After the Civil War, U.S. troops returned to Fort Belknap in April 1867 and began to restore its buildings. However, they continued to suffer from poor water supplies, and because the frontier had moved westward, the fort was abandoned for the last time in September 1867. Forts Richardson, to the northeast, and Fort Griffin, to the southwest, replaced Belknap in the frontier defense system. For the next several years, detachments were occasionally stationed there to watch over the mail road and control Indian uprisings. After subjugating the southern Plains tribes in the Red River War of 1874-75, the fort fell into ruins, and settlers dismantled it.
In 1936, during the Texas Centennial, the state, using supplemental Federal funds, began to restore the fort. Only the magazine and part of the corn house were standing at that time. The State restored these structures and reconstructed the commissary, a kitchen, two 2-story barracks, and the well. These are on the original foundations except the kitchen, constructed between the barracks. The buildings are of stone construction and have shingled roofs. The 20-acre site then became a county park.

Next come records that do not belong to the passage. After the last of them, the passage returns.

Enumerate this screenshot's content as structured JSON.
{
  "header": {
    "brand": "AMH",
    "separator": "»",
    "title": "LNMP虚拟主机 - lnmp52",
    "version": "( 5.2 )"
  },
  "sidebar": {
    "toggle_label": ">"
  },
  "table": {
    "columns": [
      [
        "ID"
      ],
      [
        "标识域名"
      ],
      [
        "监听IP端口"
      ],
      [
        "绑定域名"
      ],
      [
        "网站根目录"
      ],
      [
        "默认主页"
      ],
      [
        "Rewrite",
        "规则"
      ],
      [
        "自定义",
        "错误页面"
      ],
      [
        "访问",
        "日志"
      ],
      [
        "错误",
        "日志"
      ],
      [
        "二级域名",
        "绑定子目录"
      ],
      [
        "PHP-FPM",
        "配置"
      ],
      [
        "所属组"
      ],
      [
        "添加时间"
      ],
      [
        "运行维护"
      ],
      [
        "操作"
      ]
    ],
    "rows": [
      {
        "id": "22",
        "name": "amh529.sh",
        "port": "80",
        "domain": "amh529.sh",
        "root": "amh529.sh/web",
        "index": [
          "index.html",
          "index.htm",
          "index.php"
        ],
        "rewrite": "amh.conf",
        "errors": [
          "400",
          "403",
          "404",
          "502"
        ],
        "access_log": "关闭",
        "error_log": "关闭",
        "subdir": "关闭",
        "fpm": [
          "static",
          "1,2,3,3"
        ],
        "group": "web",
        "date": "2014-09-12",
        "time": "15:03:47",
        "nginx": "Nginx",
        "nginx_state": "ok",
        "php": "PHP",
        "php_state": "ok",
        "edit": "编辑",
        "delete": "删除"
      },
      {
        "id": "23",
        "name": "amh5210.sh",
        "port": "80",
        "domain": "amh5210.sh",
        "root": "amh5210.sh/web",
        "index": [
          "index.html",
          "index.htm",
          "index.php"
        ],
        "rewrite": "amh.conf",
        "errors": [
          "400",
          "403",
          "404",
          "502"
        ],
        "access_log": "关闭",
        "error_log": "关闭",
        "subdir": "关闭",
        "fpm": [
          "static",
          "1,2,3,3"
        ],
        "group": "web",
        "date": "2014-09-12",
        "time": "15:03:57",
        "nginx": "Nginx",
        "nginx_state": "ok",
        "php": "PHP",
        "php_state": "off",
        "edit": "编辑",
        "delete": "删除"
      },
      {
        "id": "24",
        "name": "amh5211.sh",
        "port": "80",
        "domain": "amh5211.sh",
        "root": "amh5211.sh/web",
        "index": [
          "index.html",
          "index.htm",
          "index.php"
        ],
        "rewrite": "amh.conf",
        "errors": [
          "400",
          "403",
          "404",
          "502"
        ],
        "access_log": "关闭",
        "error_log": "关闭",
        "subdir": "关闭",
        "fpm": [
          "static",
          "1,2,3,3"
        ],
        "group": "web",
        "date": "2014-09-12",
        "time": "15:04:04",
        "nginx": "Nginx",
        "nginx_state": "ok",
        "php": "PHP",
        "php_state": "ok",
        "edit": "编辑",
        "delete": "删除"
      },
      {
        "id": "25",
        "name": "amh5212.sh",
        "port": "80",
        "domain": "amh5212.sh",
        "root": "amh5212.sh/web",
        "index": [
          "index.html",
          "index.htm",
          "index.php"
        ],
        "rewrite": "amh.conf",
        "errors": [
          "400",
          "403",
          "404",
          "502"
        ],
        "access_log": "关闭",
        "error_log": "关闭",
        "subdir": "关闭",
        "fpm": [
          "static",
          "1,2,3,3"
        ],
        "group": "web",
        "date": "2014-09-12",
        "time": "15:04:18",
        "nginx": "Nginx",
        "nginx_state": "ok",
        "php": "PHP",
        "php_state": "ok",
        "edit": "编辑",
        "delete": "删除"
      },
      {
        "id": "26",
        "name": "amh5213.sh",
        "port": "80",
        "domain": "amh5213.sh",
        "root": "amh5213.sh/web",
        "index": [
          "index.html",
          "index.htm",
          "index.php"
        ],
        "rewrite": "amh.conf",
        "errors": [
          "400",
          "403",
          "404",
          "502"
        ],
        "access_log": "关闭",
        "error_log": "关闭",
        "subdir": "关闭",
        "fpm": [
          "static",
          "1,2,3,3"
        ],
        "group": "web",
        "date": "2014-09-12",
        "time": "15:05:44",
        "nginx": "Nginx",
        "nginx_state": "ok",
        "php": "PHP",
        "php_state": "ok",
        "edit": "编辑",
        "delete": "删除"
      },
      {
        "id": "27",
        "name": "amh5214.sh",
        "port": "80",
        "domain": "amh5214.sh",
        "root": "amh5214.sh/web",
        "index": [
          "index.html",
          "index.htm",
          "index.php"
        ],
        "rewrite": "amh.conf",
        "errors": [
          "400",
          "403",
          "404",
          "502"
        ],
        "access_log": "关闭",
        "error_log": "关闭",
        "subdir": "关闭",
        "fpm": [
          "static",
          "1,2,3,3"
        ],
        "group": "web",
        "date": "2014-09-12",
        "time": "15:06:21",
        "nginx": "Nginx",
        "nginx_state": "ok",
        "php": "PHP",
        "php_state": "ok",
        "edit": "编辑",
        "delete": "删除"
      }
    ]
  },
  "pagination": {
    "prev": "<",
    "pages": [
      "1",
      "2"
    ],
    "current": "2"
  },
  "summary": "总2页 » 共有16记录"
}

The site was designated as a National Historic Landmark in 1960. Today, the Fort Belknap Society administers museums in the commissary and corn house, and, jointly with Texas Wesleyan College, the Fort Belknap Archives of Western America is located in one of the barracks.
One of the former infantry barracks is now used as a community center. In the town of Belknap is a monument to Indian Agent Neighbors.
The fort is located in Young County, at the terminus of Texas Highway 251, about three miles south of Newcastle.
Compiled and edited by © Kathy Alexander/Legends of America, updated February 2022.
Comanche – Horsemen of the Plains
Kiowa – Nomadic Warriors of the Plains
Forts & Presidios Across America
Primary Source: National Park Service